▶ [EXERCISE REQUIREMENTS]: Return each entry below without any alteration.

Content starts

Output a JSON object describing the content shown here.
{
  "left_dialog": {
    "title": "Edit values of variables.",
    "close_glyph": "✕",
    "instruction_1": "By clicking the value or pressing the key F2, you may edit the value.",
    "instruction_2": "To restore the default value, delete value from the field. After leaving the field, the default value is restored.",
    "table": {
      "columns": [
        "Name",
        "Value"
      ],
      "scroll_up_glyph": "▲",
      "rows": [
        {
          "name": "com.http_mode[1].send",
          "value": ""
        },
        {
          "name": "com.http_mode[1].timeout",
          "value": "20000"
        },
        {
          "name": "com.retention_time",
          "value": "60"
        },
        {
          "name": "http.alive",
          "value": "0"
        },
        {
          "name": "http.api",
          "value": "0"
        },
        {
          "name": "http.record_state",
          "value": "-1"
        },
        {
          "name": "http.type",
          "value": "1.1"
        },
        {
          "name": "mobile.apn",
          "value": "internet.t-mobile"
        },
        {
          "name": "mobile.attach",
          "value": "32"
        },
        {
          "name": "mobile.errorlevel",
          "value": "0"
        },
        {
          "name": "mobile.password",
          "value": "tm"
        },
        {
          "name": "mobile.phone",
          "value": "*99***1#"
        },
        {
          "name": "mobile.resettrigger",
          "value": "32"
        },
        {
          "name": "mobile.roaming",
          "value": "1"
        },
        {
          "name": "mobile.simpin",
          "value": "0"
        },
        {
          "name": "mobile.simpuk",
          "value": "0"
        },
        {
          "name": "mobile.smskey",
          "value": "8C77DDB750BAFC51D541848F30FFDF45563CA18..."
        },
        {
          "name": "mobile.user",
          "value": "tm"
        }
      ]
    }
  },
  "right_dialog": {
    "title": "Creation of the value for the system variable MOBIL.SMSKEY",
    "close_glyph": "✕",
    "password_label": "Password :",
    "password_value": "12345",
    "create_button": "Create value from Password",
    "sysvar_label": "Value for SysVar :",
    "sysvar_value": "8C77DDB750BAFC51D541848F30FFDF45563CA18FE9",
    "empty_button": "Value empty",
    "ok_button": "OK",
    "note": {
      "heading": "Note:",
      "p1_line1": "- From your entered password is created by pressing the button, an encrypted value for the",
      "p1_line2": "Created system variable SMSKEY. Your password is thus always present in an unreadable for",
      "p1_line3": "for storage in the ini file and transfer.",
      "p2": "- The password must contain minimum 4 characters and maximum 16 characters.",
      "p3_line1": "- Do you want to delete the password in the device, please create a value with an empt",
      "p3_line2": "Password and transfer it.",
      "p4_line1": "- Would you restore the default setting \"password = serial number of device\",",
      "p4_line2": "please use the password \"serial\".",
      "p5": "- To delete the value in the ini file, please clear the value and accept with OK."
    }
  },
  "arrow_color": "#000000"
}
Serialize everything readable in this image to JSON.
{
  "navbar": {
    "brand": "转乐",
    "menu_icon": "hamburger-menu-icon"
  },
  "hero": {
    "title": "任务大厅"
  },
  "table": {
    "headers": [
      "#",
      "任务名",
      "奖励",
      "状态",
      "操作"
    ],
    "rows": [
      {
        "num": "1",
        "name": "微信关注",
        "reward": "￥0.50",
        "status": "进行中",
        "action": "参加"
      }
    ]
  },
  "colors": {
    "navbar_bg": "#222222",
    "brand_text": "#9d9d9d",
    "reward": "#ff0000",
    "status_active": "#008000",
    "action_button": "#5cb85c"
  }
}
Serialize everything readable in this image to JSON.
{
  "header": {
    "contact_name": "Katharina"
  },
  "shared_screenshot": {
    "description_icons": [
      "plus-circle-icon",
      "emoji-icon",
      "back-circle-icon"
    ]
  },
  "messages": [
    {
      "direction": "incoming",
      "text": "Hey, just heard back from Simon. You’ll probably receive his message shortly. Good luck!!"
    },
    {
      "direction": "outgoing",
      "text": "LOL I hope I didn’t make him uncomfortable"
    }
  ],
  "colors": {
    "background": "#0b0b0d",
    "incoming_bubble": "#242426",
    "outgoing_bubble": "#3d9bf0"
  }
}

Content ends

▶ [ANSWER AREA]:
Output a JSON object describing the content shown here.
{
  "left_dialog": {
    "title": "Edit values of variables.",
    "close_glyph": "✕",
    "instruction_1": "By clicking the value or pressing the key F2, you may edit the value.",
    "instruction_2": "To restore the default value, delete value from the field. After leaving the field, the default value is restored.",
    "table": {
      "columns": [
        "Name",
        "Value"
      ],
      "scroll_up_glyph": "▲",
      "rows": [
        {
          "name": "com.http_mode[1].send",
          "value": ""
        },
        {
          "name": "com.http_mode[1].timeout",
          "value": "20000"
        },
        {
          "name": "com.retention_time",
          "value": "60"
        },
        {
          "name": "http.alive",
          "value": "0"
        },
        {
          "name": "http.api",
          "value": "0"
        },
        {
          "name": "http.record_state",
          "value": "-1"
        },
        {
          "name": "http.type",
          "value": "1.1"
        },
        {
          "name": "mobile.apn",
          "value": "internet.t-mobile"
        },
        {
          "name": "mobile.attach",
          "value": "32"
        },
        {
          "name": "mobile.errorlevel",
          "value": "0"
        },
        {
          "name": "mobile.password",
          "value": "tm"
        },
        {
          "name": "mobile.phone",
          "value": "*99***1#"
        },
        {
          "name": "mobile.resettrigger",
          "value": "32"
        },
        {
          "name": "mobile.roaming",
          "value": "1"
        },
        {
          "name": "mobile.simpin",
          "value": "0"
        },
        {
          "name": "mobile.simpuk",
          "value": "0"
        },
        {
          "name": "mobile.smskey",
          "value": "8C77DDB750BAFC51D541848F30FFDF45563CA18..."
        },
        {
          "name": "mobile.user",
          "value": "tm"
        }
      ]
    }
  },
  "right_dialog": {
    "title": "Creation of the value for the system variable MOBIL.SMSKEY",
    "close_glyph": "✕",
    "password_label": "Password :",
    "password_value": "12345",
    "create_button": "Create value from Password",
    "sysvar_label": "Value for SysVar :",
    "sysvar_value": "8C77DDB750BAFC51D541848F30FFDF45563CA18FE9",
    "empty_button": "Value empty",
    "ok_button": "OK",
    "note": {
      "heading": "Note:",
      "p1_line1": "- From your entered password is created by pressing the button, an encrypted value for the",
      "p1_line2": "Created system variable SMSKEY. Your password is thus always present in an unreadable for",
      "p1_line3": "for storage in the ini file and transfer.",
      "p2": "- The password must contain minimum 4 characters and maximum 16 characters.",
      "p3_line1": "- Do you want to delete the password in the device, please create a value with an empt",
      "p3_line2": "Password and transfer it.",
      "p4_line1": "- Would you restore the default setting \"password = serial number of device\",",
      "p4_line2": "please use the password \"serial\".",
      "p5": "- To delete the value in the ini file, please clear the value and accept with OK."
    }
  },
  "arrow_color": "#000000"
}
Serialize everything readable in this image to JSON.
{
  "navbar": {
    "brand": "转乐",
    "menu_icon": "hamburger-menu-icon"
  },
  "hero": {
    "title": "任务大厅"
  },
  "table": {
    "headers": [
      "#",
      "任务名",
      "奖励",
      "状态",
      "操作"
    ],
    "rows": [
      {
        "num": "1",
        "name": "微信关注",
        "reward": "￥0.50",
        "status": "进行中",
        "action": "参加"
      }
    ]
  },
  "colors": {
    "navbar_bg": "#222222",
    "brand_text": "#9d9d9d",
    "reward": "#ff0000",
    "status_active": "#008000",
    "action_button": "#5cb85c"
  }
}
Serialize everything readable in this image to JSON.
{
  "header": {
    "contact_name": "Katharina"
  },
  "shared_screenshot": {
    "description_icons": [
      "plus-circle-icon",
      "emoji-icon",
      "back-circle-icon"
    ]
  },
  "messages": [
    {
      "direction": "incoming",
      "text": "Hey, just heard back from Simon. You’ll probably receive his message shortly. Good luck!!"
    },
    {
      "direction": "outgoing",
      "text": "LOL I hope I didn’t make him uncomfortable"
    }
  ],
  "colors": {
    "background": "#0b0b0d",
    "incoming_bubble": "#242426",
    "outgoing_bubble": "#3d9bf0"
  }
}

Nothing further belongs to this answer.